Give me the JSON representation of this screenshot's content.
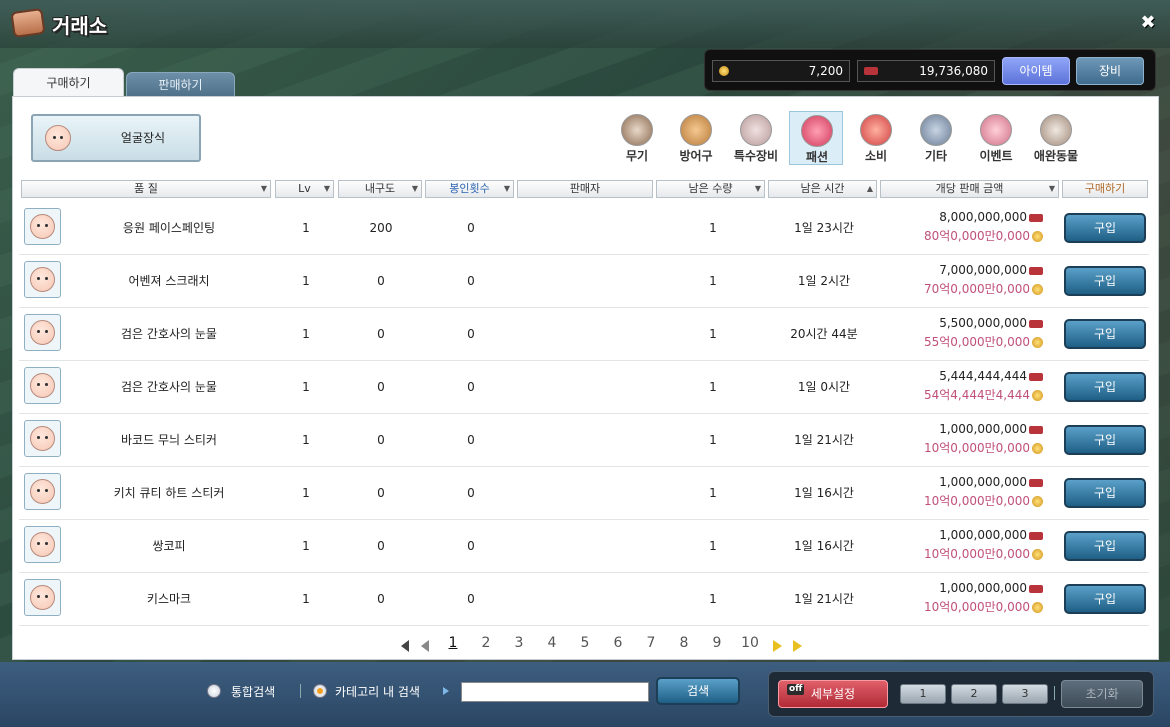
{
  "window": {
    "title": "거래소",
    "close_label": "✖"
  },
  "currency": {
    "meso": "7,200",
    "cash": "19,736,080",
    "cash_tag": "캐시"
  },
  "toggles": {
    "item": "아이템",
    "equip": "장비"
  },
  "tabs": {
    "buy": "구매하기",
    "sell": "판매하기"
  },
  "current_category": {
    "label": "얼굴장식"
  },
  "categories": [
    {
      "label": "무기"
    },
    {
      "label": "방어구"
    },
    {
      "label": "특수장비"
    },
    {
      "label": "패션"
    },
    {
      "label": "소비"
    },
    {
      "label": "기타"
    },
    {
      "label": "이벤트"
    },
    {
      "label": "애완동물"
    }
  ],
  "columns": {
    "quality": "품 질",
    "lv": "Lv",
    "durability": "내구도",
    "seal": "봉인횟수",
    "seller": "판매자",
    "qty": "남은 수량",
    "time": "남은 시간",
    "price": "개당 판매 금액",
    "buy": "구매하기"
  },
  "buy_label": "구입",
  "rows": [
    {
      "name": "응원 페이스페인팅",
      "lv": "1",
      "durability": "200",
      "seal": "0",
      "qty": "1",
      "time": "1일 23시간",
      "price": "8,000,000,000",
      "price_kr": "80억0,000만0,000"
    },
    {
      "name": "어벤져 스크래치",
      "lv": "1",
      "durability": "0",
      "seal": "0",
      "qty": "1",
      "time": "1일 2시간",
      "price": "7,000,000,000",
      "price_kr": "70억0,000만0,000"
    },
    {
      "name": "검은 간호사의 눈물",
      "lv": "1",
      "durability": "0",
      "seal": "0",
      "qty": "1",
      "time": "20시간 44분",
      "price": "5,500,000,000",
      "price_kr": "55억0,000만0,000"
    },
    {
      "name": "검은 간호사의 눈물",
      "lv": "1",
      "durability": "0",
      "seal": "0",
      "qty": "1",
      "time": "1일 0시간",
      "price": "5,444,444,444",
      "price_kr": "54억4,444만4,444"
    },
    {
      "name": "바코드 무늬 스티커",
      "lv": "1",
      "durability": "0",
      "seal": "0",
      "qty": "1",
      "time": "1일 21시간",
      "price": "1,000,000,000",
      "price_kr": "10억0,000만0,000"
    },
    {
      "name": "키치 큐티 하트 스티커",
      "lv": "1",
      "durability": "0",
      "seal": "0",
      "qty": "1",
      "time": "1일 16시간",
      "price": "1,000,000,000",
      "price_kr": "10억0,000만0,000"
    },
    {
      "name": "쌍코피",
      "lv": "1",
      "durability": "0",
      "seal": "0",
      "qty": "1",
      "time": "1일 16시간",
      "price": "1,000,000,000",
      "price_kr": "10억0,000만0,000"
    },
    {
      "name": "키스마크",
      "lv": "1",
      "durability": "0",
      "seal": "0",
      "qty": "1",
      "time": "1일 21시간",
      "price": "1,000,000,000",
      "price_kr": "10억0,000만0,000"
    }
  ],
  "pagination": {
    "pages": [
      "1",
      "2",
      "3",
      "4",
      "5",
      "6",
      "7",
      "8",
      "9",
      "10"
    ],
    "current": "1"
  },
  "bottom": {
    "radio_all": "통합검색",
    "radio_category": "카테고리 내 검색",
    "search_value": "",
    "search_label": "검색",
    "adv_label": "세부설정",
    "adv_badge": "off",
    "slots": [
      "1",
      "2",
      "3"
    ],
    "reset_label": "초기화"
  },
  "colors": {
    "accent": "#1f5f86",
    "price_kr": "#c0507a",
    "adv": "#b12a36"
  }
}
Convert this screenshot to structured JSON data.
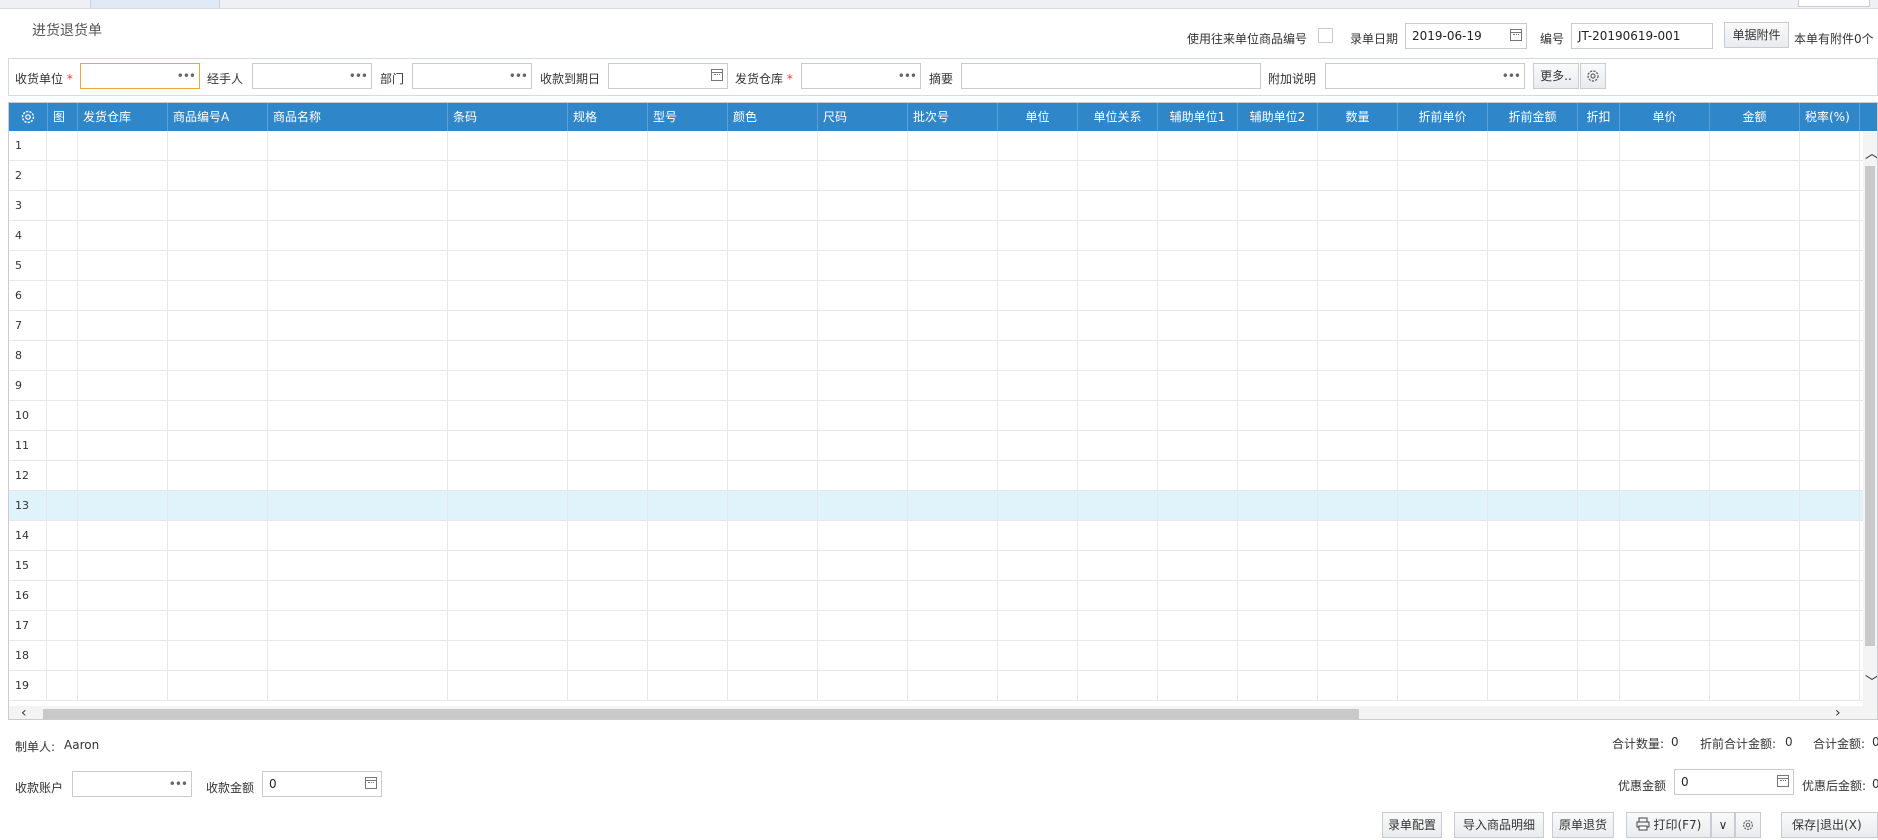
{
  "page": {
    "title": "进货退货单"
  },
  "topbar": {
    "use_partner_code_label": "使用往来单位商品编号",
    "date_label": "录单日期",
    "date_value": "2019-06-19",
    "number_label": "编号",
    "number_value": "JT-20190619-001",
    "attach_button": "单据附件",
    "attach_count": "本单有附件0个"
  },
  "filters": {
    "receiver_label": "收货单位",
    "handler_label": "经手人",
    "dept_label": "部门",
    "due_date_label": "收款到期日",
    "warehouse_label": "发货仓库",
    "summary_label": "摘要",
    "note_label": "附加说明",
    "more_button": "更多..",
    "required_mark": "*",
    "ellipsis": "•••"
  },
  "grid": {
    "columns": [
      "图",
      "发货仓库",
      "商品编号A",
      "商品名称",
      "条码",
      "规格",
      "型号",
      "颜色",
      "尺码",
      "批次号",
      "单位",
      "单位关系",
      "辅助单位1",
      "辅助单位2",
      "数量",
      "折前单价",
      "折前金额",
      "折扣",
      "单价",
      "金额",
      "税率(%)"
    ],
    "rows": [
      "1",
      "2",
      "3",
      "4",
      "5",
      "6",
      "7",
      "8",
      "9",
      "10",
      "11",
      "12",
      "13",
      "14",
      "15",
      "16",
      "17",
      "18",
      "19"
    ],
    "selected_row": "13"
  },
  "footer": {
    "creator_label": "制单人:",
    "creator_value": "Aaron",
    "total_qty_label": "合计数量:",
    "total_qty_value": "0",
    "total_pre_label": "折前合计金额:",
    "total_pre_value": "0",
    "total_amount_label": "合计金额:",
    "total_amount_value": "0",
    "account_label": "收款账户",
    "receipt_amount_label": "收款金额",
    "receipt_amount_value": "0",
    "discount_label": "优惠金额",
    "discount_value": "0",
    "after_discount_label": "优惠后金额:",
    "after_discount_value": "0"
  },
  "actions": {
    "config": "录单配置",
    "import": "导入商品明细",
    "return": "原单退货",
    "print": "打印(F7)",
    "save_exit": "保存|退出(X)"
  }
}
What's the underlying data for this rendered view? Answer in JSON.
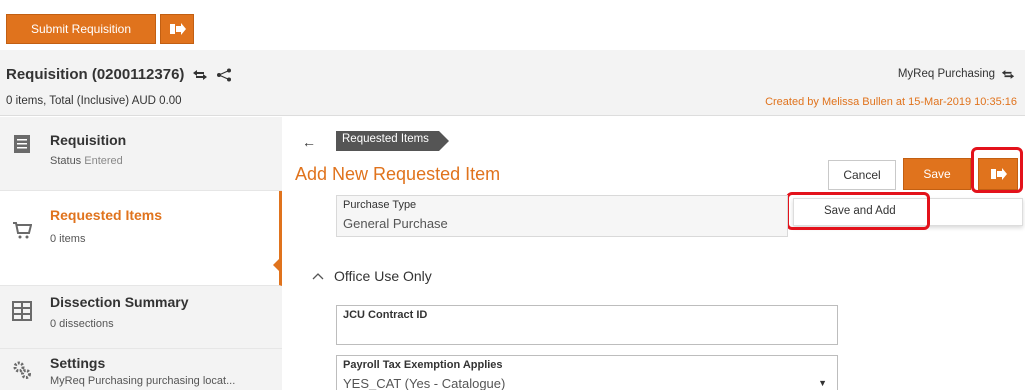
{
  "toolbar": {
    "submit_label": "Submit Requisition",
    "more_icon": "forward-arrow-icon"
  },
  "header": {
    "title": "Requisition (0200112376)",
    "summary": "0 items, Total (Inclusive) AUD 0.00",
    "workflow": "MyReq Purchasing",
    "created_prefix": "Created by ",
    "created_by": "Melissa Bullen",
    "created_at": " at 15-Mar-2019 10:35:16"
  },
  "sidebar": {
    "items": [
      {
        "title": "Requisition",
        "status_label": "Status ",
        "status_value": "Entered",
        "icon": "document-icon"
      },
      {
        "title": "Requested Items",
        "sub": "0 items",
        "icon": "cart-icon",
        "active": true
      },
      {
        "title": "Dissection Summary",
        "sub": "0 dissections",
        "icon": "grid-icon"
      },
      {
        "title": "Settings",
        "sub": "MyReq Purchasing purchasing locat...",
        "icon": "gears-icon"
      }
    ]
  },
  "main": {
    "back_icon": "back-arrow-icon",
    "breadcrumb": "Requested Items",
    "title": "Add New Requested Item",
    "cancel_label": "Cancel",
    "save_label": "Save",
    "dropdown_option": "Save and Add",
    "purchase_type": {
      "label": "Purchase Type",
      "value": "General Purchase"
    },
    "section": "Office Use Only",
    "contract": {
      "label": "JCU Contract ID",
      "value": ""
    },
    "payroll": {
      "label": "Payroll Tax Exemption Applies",
      "value": "YES_CAT (Yes - Catalogue)"
    }
  },
  "colors": {
    "accent": "#e0731d",
    "highlight": "#e3121b"
  }
}
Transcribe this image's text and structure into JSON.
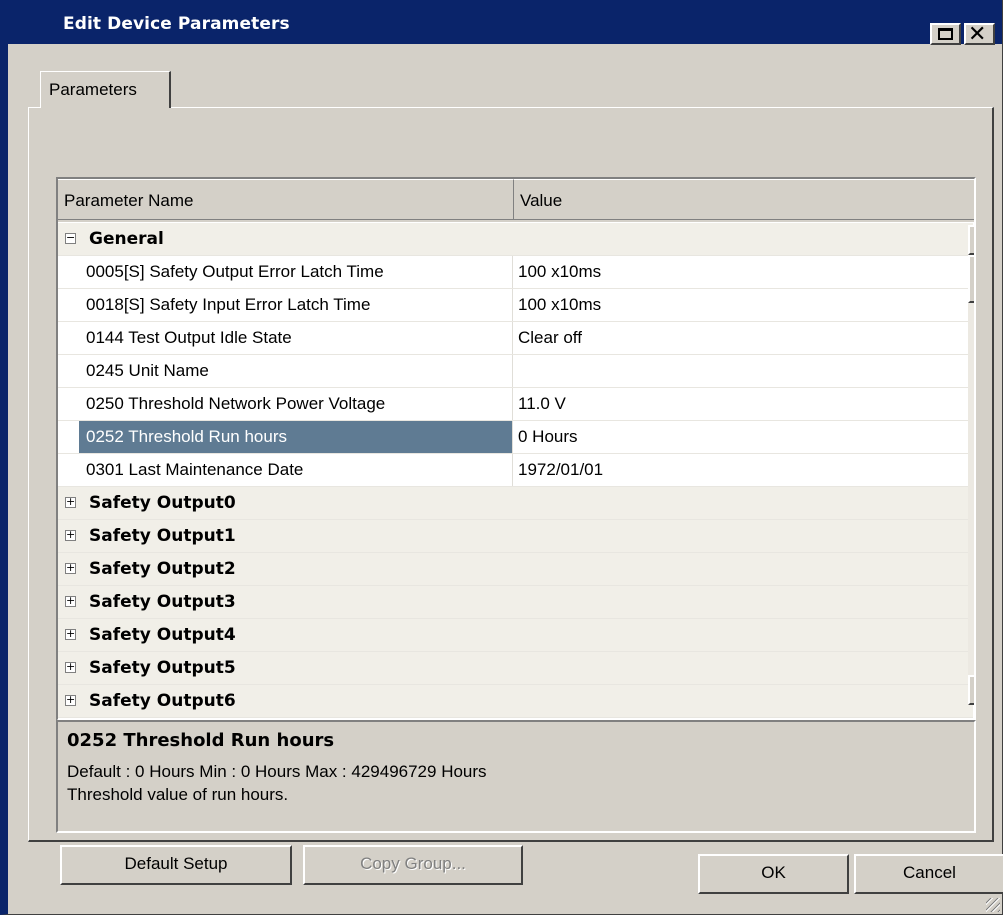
{
  "window": {
    "title": "Edit Device Parameters"
  },
  "tab": {
    "label": "Parameters"
  },
  "grid": {
    "columns": [
      "Parameter Name",
      "Value"
    ],
    "general_group": "General",
    "params": [
      {
        "name": "0005[S] Safety Output Error Latch Time",
        "value": "100 x10ms"
      },
      {
        "name": "0018[S] Safety Input Error Latch Time",
        "value": "100 x10ms"
      },
      {
        "name": "0144 Test Output Idle State",
        "value": "Clear off"
      },
      {
        "name": "0245 Unit Name",
        "value": ""
      },
      {
        "name": "0250 Threshold Network Power Voltage",
        "value": "11.0 V"
      },
      {
        "name": "0252 Threshold Run hours",
        "value": "0 Hours"
      },
      {
        "name": "0301 Last Maintenance Date",
        "value": "1972/01/01"
      }
    ],
    "groups": [
      "Safety Output0",
      "Safety Output1",
      "Safety Output2",
      "Safety Output3",
      "Safety Output4",
      "Safety Output5",
      "Safety Output6"
    ]
  },
  "description": {
    "title": "0252 Threshold Run hours",
    "line1": "Default : 0 Hours  Min : 0 Hours  Max : 429496729 Hours",
    "line2": "Threshold value of run hours."
  },
  "buttons": {
    "default_setup": "Default Setup",
    "copy_group": "Copy Group...",
    "ok": "OK",
    "cancel": "Cancel"
  }
}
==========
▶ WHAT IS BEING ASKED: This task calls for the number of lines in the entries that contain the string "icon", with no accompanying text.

▶ ANSWER FOR THE TASK: 6